Authors have a variety of methods at their disposal in order to convey meaning. While it is always possible to state what they mean directly, they will also communicate with their readers through the various aspects of fiction: character, setting, plot, theme and dialogue, for example. Analysing each of these elements separately will help you to develop your understanding of the text. It is always a good idea to re-read the text; only reading a book once can lead you to miss important details. So, whenever you find that you need to re-read sections of text, don’t worry! If you have to make some extra effort to understand a part of the text which you find tricky, it just shows that you’ve been paying close attention to its subtleties!

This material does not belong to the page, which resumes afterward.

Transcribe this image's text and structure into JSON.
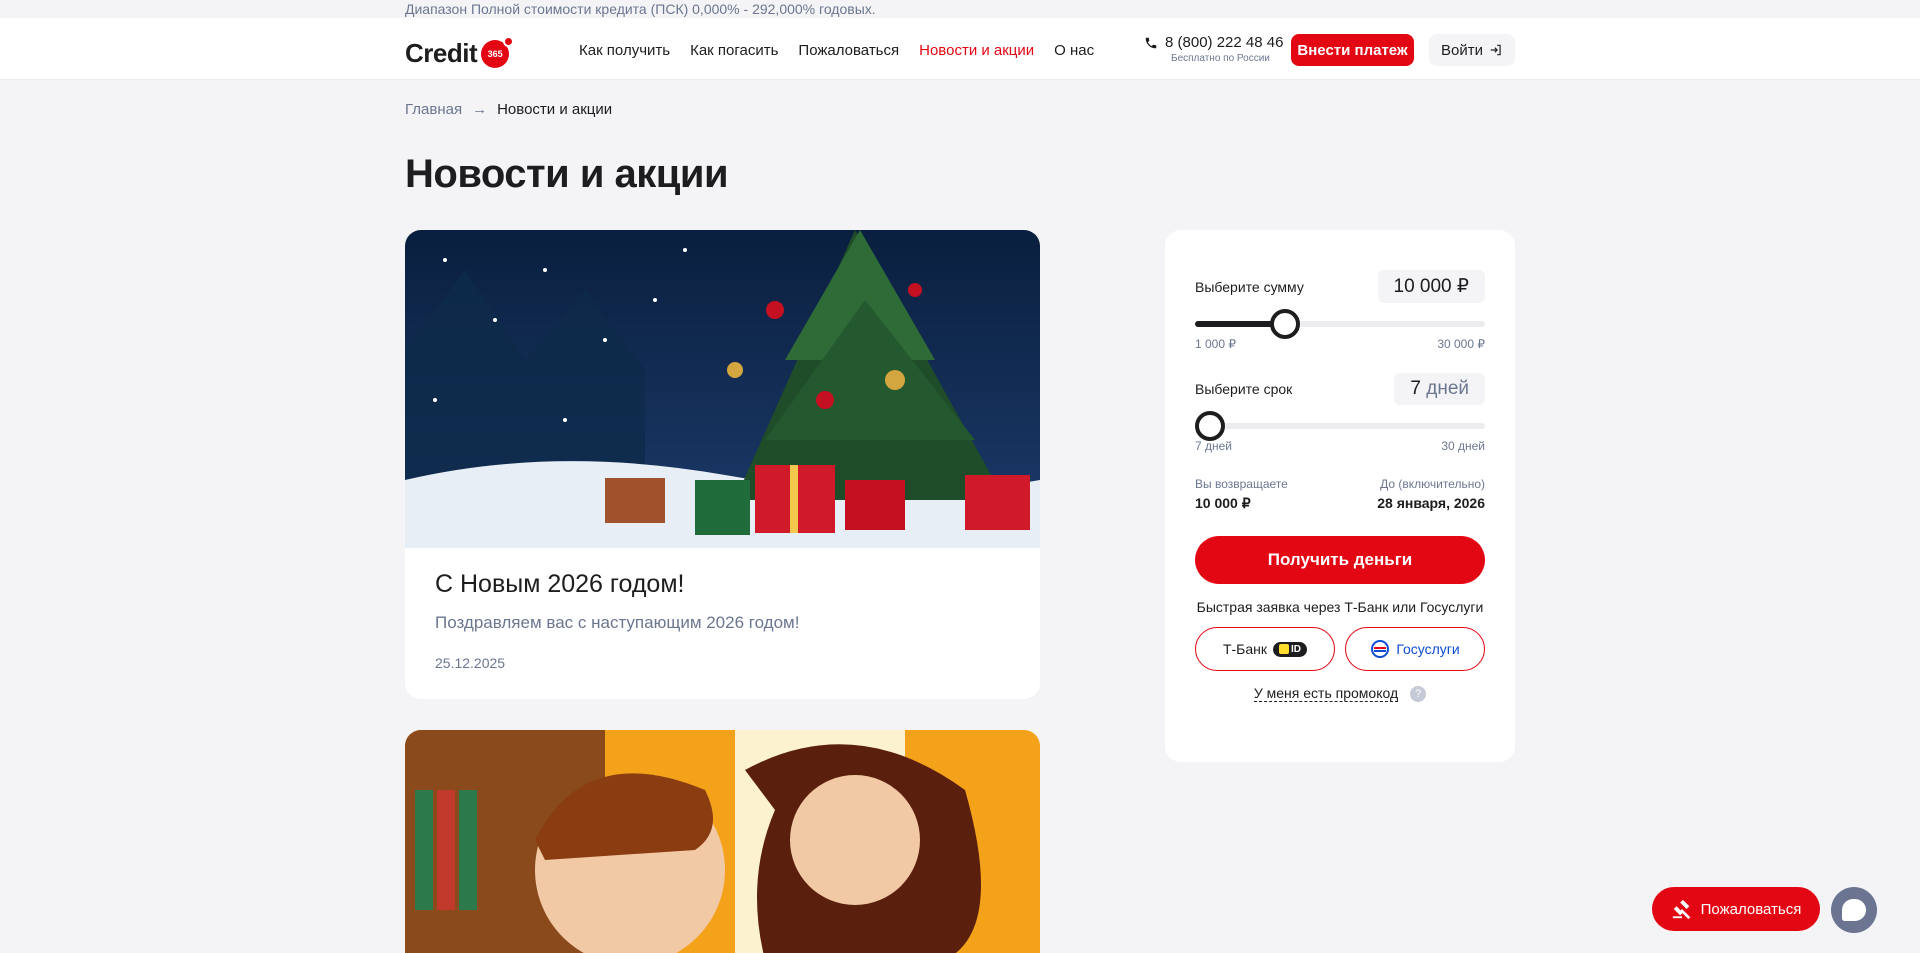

Spend some time considering how the context, setting and events of the text are related. Making a timeline of events is a useful method of revision, one which will help develop your understanding of the text. Remember that events in a novel are not always related chronologically, so the timeline will need to account for flashbacks or for earlier events only revealed in later chapters. How might Jane Eyre change, for example, if Mr Rochester had not had his terrible secret hidden away in the attic, but had been honest from the beginning?
Analyse the relationship between characters’ actions and motivations. Examine the clues which explain the interactions of different characters. Consider whether words can be taken at face value, or if subtext reveals otherwise. Remember to think about the narrator, too. What is the narrator’s role? As you consider these elements of the text, remember to ask yourself how you could justify your views through evidence.
Always spend some time analysing the beginnings and endings in the text. Consider possible reasons why the text begins as it does. What do you learn at the very beginning of the novel about the setting and the characters? Do you see any evidence of the foreshadowing of future events? This type of analysis also works well with the beginnings and ends of chapters. You can significantly improve your knowledge and understanding of the text by careful and detailed analysis of this sort.
Read the questions below on Jane Eyre and test your knowledge and understanding of the text.